START Dataset records
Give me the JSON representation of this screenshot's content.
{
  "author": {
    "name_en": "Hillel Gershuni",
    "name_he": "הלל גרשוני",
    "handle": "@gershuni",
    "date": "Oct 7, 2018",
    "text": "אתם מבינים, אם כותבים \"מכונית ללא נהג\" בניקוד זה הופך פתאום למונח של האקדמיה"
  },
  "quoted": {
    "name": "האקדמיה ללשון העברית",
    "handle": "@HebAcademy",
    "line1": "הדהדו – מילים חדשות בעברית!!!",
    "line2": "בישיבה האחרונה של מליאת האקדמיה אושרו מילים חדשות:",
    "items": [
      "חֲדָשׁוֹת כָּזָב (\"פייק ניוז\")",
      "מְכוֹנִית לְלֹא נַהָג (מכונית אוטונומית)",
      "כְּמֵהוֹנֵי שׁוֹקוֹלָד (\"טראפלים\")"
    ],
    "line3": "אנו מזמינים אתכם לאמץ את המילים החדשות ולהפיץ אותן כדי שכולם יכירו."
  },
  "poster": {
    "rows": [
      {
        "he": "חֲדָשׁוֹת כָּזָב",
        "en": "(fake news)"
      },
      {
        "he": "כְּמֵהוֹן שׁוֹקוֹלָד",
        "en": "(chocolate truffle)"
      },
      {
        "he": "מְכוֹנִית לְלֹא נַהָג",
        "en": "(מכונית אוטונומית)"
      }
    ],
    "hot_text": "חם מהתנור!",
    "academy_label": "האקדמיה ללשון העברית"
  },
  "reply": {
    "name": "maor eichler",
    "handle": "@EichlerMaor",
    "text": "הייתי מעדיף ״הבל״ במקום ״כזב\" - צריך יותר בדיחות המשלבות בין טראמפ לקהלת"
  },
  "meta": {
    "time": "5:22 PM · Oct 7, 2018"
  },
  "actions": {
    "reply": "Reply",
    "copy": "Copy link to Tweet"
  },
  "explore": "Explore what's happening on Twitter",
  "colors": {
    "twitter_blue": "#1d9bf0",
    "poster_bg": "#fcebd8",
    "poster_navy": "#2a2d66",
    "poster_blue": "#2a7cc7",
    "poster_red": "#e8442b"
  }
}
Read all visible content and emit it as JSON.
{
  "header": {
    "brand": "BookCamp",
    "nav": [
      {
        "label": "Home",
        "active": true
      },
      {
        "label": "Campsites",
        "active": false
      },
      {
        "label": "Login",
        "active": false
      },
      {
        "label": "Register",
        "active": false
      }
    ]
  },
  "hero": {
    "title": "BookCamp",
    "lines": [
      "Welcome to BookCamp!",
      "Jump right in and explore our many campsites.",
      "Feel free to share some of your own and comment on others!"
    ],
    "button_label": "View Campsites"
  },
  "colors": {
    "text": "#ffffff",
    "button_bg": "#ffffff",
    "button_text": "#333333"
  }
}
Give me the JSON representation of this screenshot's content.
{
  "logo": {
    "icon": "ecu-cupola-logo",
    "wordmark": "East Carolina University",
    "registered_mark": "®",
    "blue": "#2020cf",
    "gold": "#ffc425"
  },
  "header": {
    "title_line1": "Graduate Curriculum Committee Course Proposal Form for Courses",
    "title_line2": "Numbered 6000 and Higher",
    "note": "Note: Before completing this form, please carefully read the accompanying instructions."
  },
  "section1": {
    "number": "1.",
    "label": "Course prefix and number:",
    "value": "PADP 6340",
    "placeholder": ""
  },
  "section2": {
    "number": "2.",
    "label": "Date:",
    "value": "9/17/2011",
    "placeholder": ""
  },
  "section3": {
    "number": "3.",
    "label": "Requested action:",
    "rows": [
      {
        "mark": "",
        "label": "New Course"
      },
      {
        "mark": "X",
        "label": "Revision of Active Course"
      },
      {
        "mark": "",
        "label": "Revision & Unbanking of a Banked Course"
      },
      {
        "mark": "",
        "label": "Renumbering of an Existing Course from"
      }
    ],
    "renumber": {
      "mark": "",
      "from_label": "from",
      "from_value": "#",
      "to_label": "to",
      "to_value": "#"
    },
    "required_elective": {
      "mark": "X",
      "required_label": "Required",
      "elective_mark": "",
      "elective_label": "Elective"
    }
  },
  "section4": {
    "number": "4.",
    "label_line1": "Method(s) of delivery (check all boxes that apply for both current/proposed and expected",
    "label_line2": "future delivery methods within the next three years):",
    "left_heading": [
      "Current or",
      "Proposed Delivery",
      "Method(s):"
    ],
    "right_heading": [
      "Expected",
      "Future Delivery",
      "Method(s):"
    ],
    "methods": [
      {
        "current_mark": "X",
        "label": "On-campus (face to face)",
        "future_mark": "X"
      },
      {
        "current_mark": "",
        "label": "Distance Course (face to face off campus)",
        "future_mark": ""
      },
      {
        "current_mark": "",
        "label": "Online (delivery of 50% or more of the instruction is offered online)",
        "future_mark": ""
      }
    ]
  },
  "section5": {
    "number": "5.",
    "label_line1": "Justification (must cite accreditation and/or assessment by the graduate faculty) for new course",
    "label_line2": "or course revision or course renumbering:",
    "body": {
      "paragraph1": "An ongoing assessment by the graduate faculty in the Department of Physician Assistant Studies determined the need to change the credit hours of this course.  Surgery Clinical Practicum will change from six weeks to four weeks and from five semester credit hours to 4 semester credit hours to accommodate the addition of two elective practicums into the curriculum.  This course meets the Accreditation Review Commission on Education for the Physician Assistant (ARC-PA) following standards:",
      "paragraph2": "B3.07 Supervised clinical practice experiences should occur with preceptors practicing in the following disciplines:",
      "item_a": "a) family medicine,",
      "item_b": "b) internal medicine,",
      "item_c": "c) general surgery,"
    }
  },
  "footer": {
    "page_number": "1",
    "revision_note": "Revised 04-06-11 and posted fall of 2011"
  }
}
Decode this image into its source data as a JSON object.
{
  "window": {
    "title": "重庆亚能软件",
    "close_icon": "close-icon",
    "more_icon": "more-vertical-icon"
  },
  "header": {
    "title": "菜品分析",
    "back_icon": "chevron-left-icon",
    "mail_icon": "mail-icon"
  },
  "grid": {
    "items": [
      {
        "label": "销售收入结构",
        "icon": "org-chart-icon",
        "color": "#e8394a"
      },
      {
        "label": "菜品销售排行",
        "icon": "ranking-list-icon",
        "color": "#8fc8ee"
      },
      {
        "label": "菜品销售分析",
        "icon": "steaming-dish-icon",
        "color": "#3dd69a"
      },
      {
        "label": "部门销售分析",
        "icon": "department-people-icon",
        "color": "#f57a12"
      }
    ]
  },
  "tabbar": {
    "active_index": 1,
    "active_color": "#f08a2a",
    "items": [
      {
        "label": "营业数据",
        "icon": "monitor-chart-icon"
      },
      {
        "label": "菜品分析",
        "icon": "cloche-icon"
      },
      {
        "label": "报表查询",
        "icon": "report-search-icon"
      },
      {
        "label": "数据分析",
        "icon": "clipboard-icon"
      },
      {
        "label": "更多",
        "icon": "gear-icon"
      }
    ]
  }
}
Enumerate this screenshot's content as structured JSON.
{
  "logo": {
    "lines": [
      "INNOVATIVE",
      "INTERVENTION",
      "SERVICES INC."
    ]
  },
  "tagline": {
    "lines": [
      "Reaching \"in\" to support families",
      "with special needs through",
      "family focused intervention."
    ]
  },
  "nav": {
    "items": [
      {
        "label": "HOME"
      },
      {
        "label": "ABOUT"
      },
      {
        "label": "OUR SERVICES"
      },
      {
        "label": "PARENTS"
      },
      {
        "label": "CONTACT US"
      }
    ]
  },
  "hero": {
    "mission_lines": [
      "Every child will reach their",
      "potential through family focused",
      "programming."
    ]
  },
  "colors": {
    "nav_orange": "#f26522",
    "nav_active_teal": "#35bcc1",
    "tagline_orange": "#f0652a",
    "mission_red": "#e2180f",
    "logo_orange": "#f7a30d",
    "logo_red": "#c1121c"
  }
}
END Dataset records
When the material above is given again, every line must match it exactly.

- Your solution
Give me the JSON representation of this screenshot's content.
{
  "author": {
    "name_en": "Hillel Gershuni",
    "name_he": "הלל גרשוני",
    "handle": "@gershuni",
    "date": "Oct 7, 2018",
    "text": "אתם מבינים, אם כותבים \"מכונית ללא נהג\" בניקוד זה הופך פתאום למונח של האקדמיה"
  },
  "quoted": {
    "name": "האקדמיה ללשון העברית",
    "handle": "@HebAcademy",
    "line1": "הדהדו – מילים חדשות בעברית!!!",
    "line2": "בישיבה האחרונה של מליאת האקדמיה אושרו מילים חדשות:",
    "items": [
      "חֲדָשׁוֹת כָּזָב (\"פייק ניוז\")",
      "מְכוֹנִית לְלֹא נַהָג (מכונית אוטונומית)",
      "כְּמֵהוֹנֵי שׁוֹקוֹלָד (\"טראפלים\")"
    ],
    "line3": "אנו מזמינים אתכם לאמץ את המילים החדשות ולהפיץ אותן כדי שכולם יכירו."
  },
  "poster": {
    "rows": [
      {
        "he": "חֲדָשׁוֹת כָּזָב",
        "en": "(fake news)"
      },
      {
        "he": "כְּמֵהוֹן שׁוֹקוֹלָד",
        "en": "(chocolate truffle)"
      },
      {
        "he": "מְכוֹנִית לְלֹא נַהָג",
        "en": "(מכונית אוטונומית)"
      }
    ],
    "hot_text": "חם מהתנור!",
    "academy_label": "האקדמיה ללשון העברית"
  },
  "reply": {
    "name": "maor eichler",
    "handle": "@EichlerMaor",
    "text": "הייתי מעדיף ״הבל״ במקום ״כזב\" - צריך יותר בדיחות המשלבות בין טראמפ לקהלת"
  },
  "meta": {
    "time": "5:22 PM · Oct 7, 2018"
  },
  "actions": {
    "reply": "Reply",
    "copy": "Copy link to Tweet"
  },
  "explore": "Explore what's happening on Twitter",
  "colors": {
    "twitter_blue": "#1d9bf0",
    "poster_bg": "#fcebd8",
    "poster_navy": "#2a2d66",
    "poster_blue": "#2a7cc7",
    "poster_red": "#e8442b"
  }
}
Read all visible content and emit it as JSON.
{
  "header": {
    "brand": "BookCamp",
    "nav": [
      {
        "label": "Home",
        "active": true
      },
      {
        "label": "Campsites",
        "active": false
      },
      {
        "label": "Login",
        "active": false
      },
      {
        "label": "Register",
        "active": false
      }
    ]
  },
  "hero": {
    "title": "BookCamp",
    "lines": [
      "Welcome to BookCamp!",
      "Jump right in and explore our many campsites.",
      "Feel free to share some of your own and comment on others!"
    ],
    "button_label": "View Campsites"
  },
  "colors": {
    "text": "#ffffff",
    "button_bg": "#ffffff",
    "button_text": "#333333"
  }
}
Give me the JSON representation of this screenshot's content.
{
  "logo": {
    "icon": "ecu-cupola-logo",
    "wordmark": "East Carolina University",
    "registered_mark": "®",
    "blue": "#2020cf",
    "gold": "#ffc425"
  },
  "header": {
    "title_line1": "Graduate Curriculum Committee Course Proposal Form for Courses",
    "title_line2": "Numbered 6000 and Higher",
    "note": "Note: Before completing this form, please carefully read the accompanying instructions."
  },
  "section1": {
    "number": "1.",
    "label": "Course prefix and number:",
    "value": "PADP 6340",
    "placeholder": ""
  },
  "section2": {
    "number": "2.",
    "label": "Date:",
    "value": "9/17/2011",
    "placeholder": ""
  },
  "section3": {
    "number": "3.",
    "label": "Requested action:",
    "rows": [
      {
        "mark": "",
        "label": "New Course"
      },
      {
        "mark": "X",
        "label": "Revision of Active Course"
      },
      {
        "mark": "",
        "label": "Revision & Unbanking of a Banked Course"
      },
      {
        "mark": "",
        "label": "Renumbering of an Existing Course from"
      }
    ],
    "renumber": {
      "mark": "",
      "from_label": "from",
      "from_value": "#",
      "to_label": "to",
      "to_value": "#"
    },
    "required_elective": {
      "mark": "X",
      "required_label": "Required",
      "elective_mark": "",
      "elective_label": "Elective"
    }
  },
  "section4": {
    "number": "4.",
    "label_line1": "Method(s) of delivery (check all boxes that apply for both current/proposed and expected",
    "label_line2": "future delivery methods within the next three years):",
    "left_heading": [
      "Current or",
      "Proposed Delivery",
      "Method(s):"
    ],
    "right_heading": [
      "Expected",
      "Future Delivery",
      "Method(s):"
    ],
    "methods": [
      {
        "current_mark": "X",
        "label": "On-campus (face to face)",
        "future_mark": "X"
      },
      {
        "current_mark": "",
        "label": "Distance Course (face to face off campus)",
        "future_mark": ""
      },
      {
        "current_mark": "",
        "label": "Online (delivery of 50% or more of the instruction is offered online)",
        "future_mark": ""
      }
    ]
  },
  "section5": {
    "number": "5.",
    "label_line1": "Justification (must cite accreditation and/or assessment by the graduate faculty) for new course",
    "label_line2": "or course revision or course renumbering:",
    "body": {
      "paragraph1": "An ongoing assessment by the graduate faculty in the Department of Physician Assistant Studies determined the need to change the credit hours of this course.  Surgery Clinical Practicum will change from six weeks to four weeks and from five semester credit hours to 4 semester credit hours to accommodate the addition of two elective practicums into the curriculum.  This course meets the Accreditation Review Commission on Education for the Physician Assistant (ARC-PA) following standards:",
      "paragraph2": "B3.07 Supervised clinical practice experiences should occur with preceptors practicing in the following disciplines:",
      "item_a": "a) family medicine,",
      "item_b": "b) internal medicine,",
      "item_c": "c) general surgery,"
    }
  },
  "footer": {
    "page_number": "1",
    "revision_note": "Revised 04-06-11 and posted fall of 2011"
  }
}
Decode this image into its source data as a JSON object.
{
  "window": {
    "title": "重庆亚能软件",
    "close_icon": "close-icon",
    "more_icon": "more-vertical-icon"
  },
  "header": {
    "title": "菜品分析",
    "back_icon": "chevron-left-icon",
    "mail_icon": "mail-icon"
  },
  "grid": {
    "items": [
      {
        "label": "销售收入结构",
        "icon": "org-chart-icon",
        "color": "#e8394a"
      },
      {
        "label": "菜品销售排行",
        "icon": "ranking-list-icon",
        "color": "#8fc8ee"
      },
      {
        "label": "菜品销售分析",
        "icon": "steaming-dish-icon",
        "color": "#3dd69a"
      },
      {
        "label": "部门销售分析",
        "icon": "department-people-icon",
        "color": "#f57a12"
      }
    ]
  },
  "tabbar": {
    "active_index": 1,
    "active_color": "#f08a2a",
    "items": [
      {
        "label": "营业数据",
        "icon": "monitor-chart-icon"
      },
      {
        "label": "菜品分析",
        "icon": "cloche-icon"
      },
      {
        "label": "报表查询",
        "icon": "report-search-icon"
      },
      {
        "label": "数据分析",
        "icon": "clipboard-icon"
      },
      {
        "label": "更多",
        "icon": "gear-icon"
      }
    ]
  }
}
Enumerate this screenshot's content as structured JSON.
{
  "logo": {
    "lines": [
      "INNOVATIVE",
      "INTERVENTION",
      "SERVICES INC."
    ]
  },
  "tagline": {
    "lines": [
      "Reaching \"in\" to support families",
      "with special needs through",
      "family focused intervention."
    ]
  },
  "nav": {
    "items": [
      {
        "label": "HOME"
      },
      {
        "label": "ABOUT"
      },
      {
        "label": "OUR SERVICES"
      },
      {
        "label": "PARENTS"
      },
      {
        "label": "CONTACT US"
      }
    ]
  },
  "hero": {
    "mission_lines": [
      "Every child will reach their",
      "potential through family focused",
      "programming."
    ]
  },
  "colors": {
    "nav_orange": "#f26522",
    "nav_active_teal": "#35bcc1",
    "tagline_orange": "#f0652a",
    "mission_red": "#e2180f",
    "logo_orange": "#f7a30d",
    "logo_red": "#c1121c"
  }
}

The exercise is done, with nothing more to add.